“Montgomery’s texts subtly challenge compulsory heterosexuality by drawing attention to the unfulfilled and unacceptable nature of women’s love for women,” Robinson noted. “Because Anne’s various expressions of lesbian desires emerge but are not engaged, they draw attention to what is excluded, what cannot be said to be, in Anne’s world.”
I was mindful of the controversy surrounding Smith and Robinson’s work (the latter garnered the author hate mail) while reading Big Island, Small, the debut novel by Maureen St. Clair, who lives in Nova Scotia and Grenada. The absorbing volume chronicles the bond between Sola, a young Black woman, and Judith, a fair-skinned, bi-racial woman who wears dreadlocks. After attending a summer music festival in an unnamed city (“kind of cold that make people miserable”), the women discover their common roots in a small community in the Caribbean.
Rendered in the lilting patois of both women (in alternating chapters), the narrative ushers readers into a world of joy, risk, sacrifice, hope and grief. Here, Judith imagines the skepticism she evoked when Sola first spotted her grooving to a reggae beat. “She watching not with care but with judgment…I know those kinda eyes, that kinda stare—the stare of people wondering what this white woman doing dreading up she hair, trying to be more Black than white.”
By chance, the women meet the next day. Attracted (if warily) to each other, they attend another festival performance. En route home, they kiss under a star-filled sky. “I don’t want [Judith] to stop,” Sola remembers. “…We kiss leaning up against a fence.”
The embrace transports Sola back to her childhood on the tropical isle. “Wet grass touching bare skin, cool breeze blowing…sea licking ankles, begging me to walk farther out, dunk my head and swim.”
The tender moment is interrupted when a gaggle of children flinging stones and expletives exhort the women to “get a man.”
Emblematic of the race, class, skin-colour bias, gender violence and emigrant motifs that course through the novel, Sola is unnerved by the incident that Judith appears to take in stride. “I just suck my teeth when I realized [the children] yelling down at us,” Judith muses. “But Sola she shove me away like she realize I woman not man. …I can’t understand how Sola afraid. And then I start to think what if she shame …cause she think kissing women criminal. I start to wonder if she think I criminal.”
Sola and Judith mend the divide and go on to develop a nurturing friendship that enables them to better cope with the difficulties (past and present) in their lives.

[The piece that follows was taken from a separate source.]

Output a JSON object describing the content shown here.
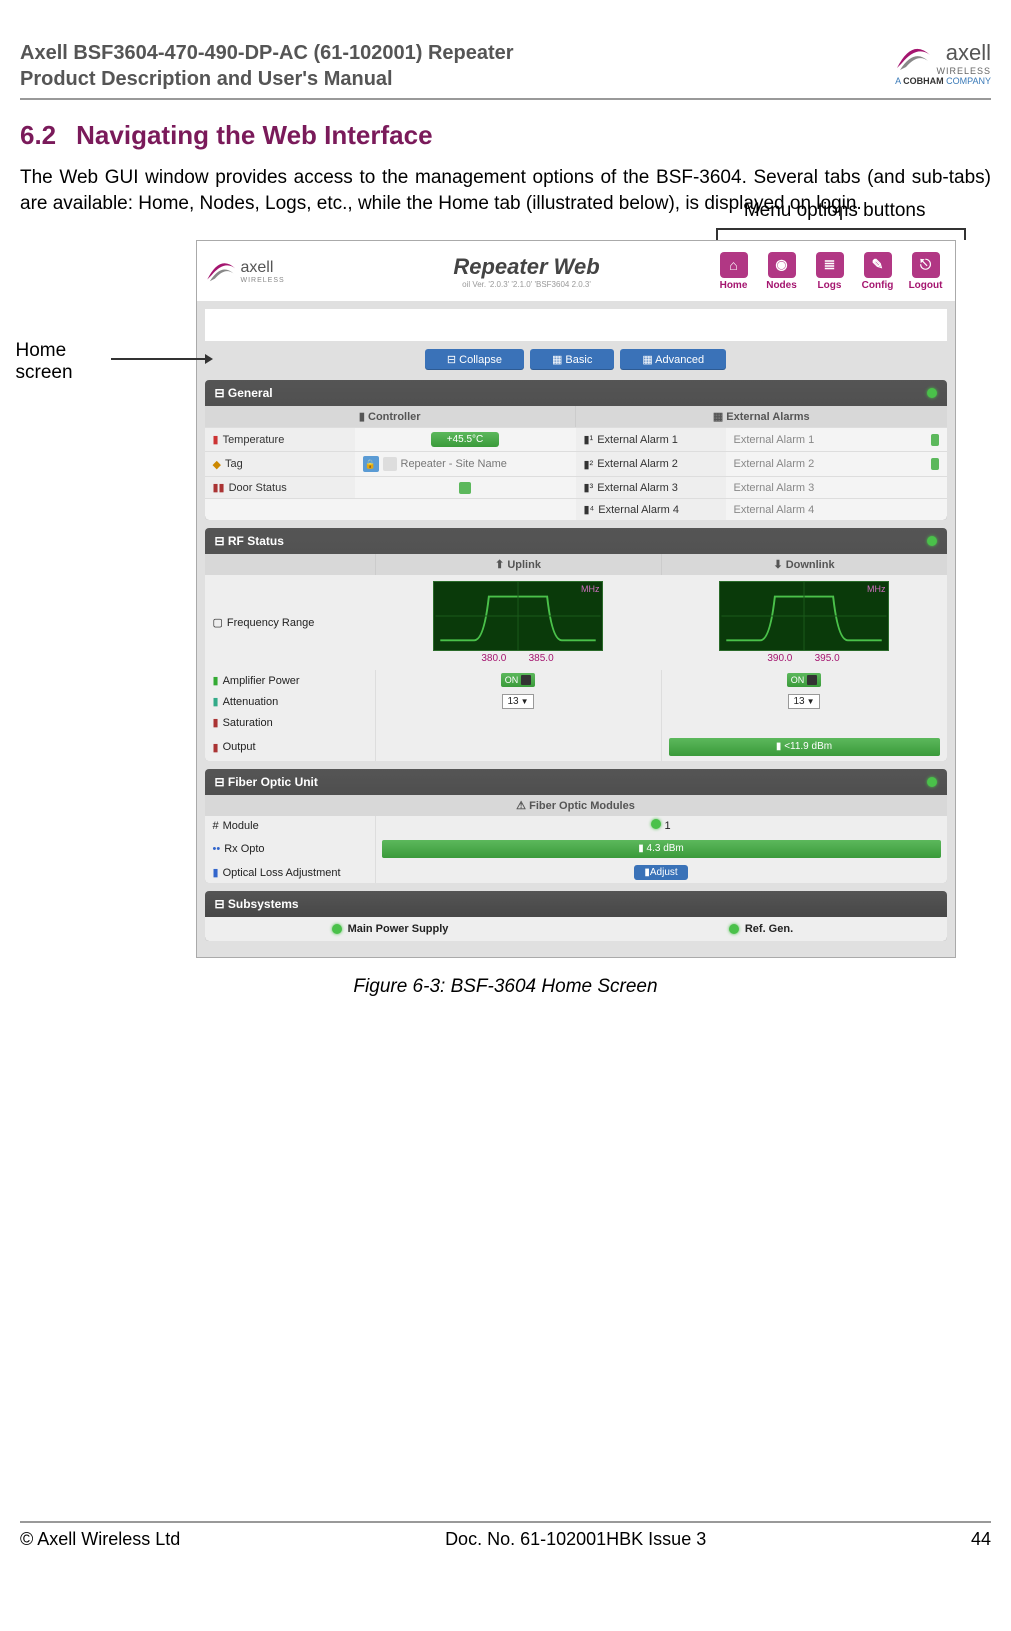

Perhaps not surprisingly (these days) in a novel that includes flashbacks to the formative years of girls, the spectre of sexual misconduct looms large.
Here, Sola mines a childhood memory: “I was…busy…dreaming about the new bicycle Mr. Robbie say his wife was going to send me. …He said Mrs. Robbie was grateful I was spending so much time…keeping him company while she and the kids were away.”
As with the “bosom friends” crafted by Lucy Maud Montgomery and Morrison’s Sula and Nel, Judith and Sola provide sanctuary for each other. Kudos to Maureen St. Clair for a heartfelt (if at times wordy) contribution to queer and questioning literature infused with a calypso flair.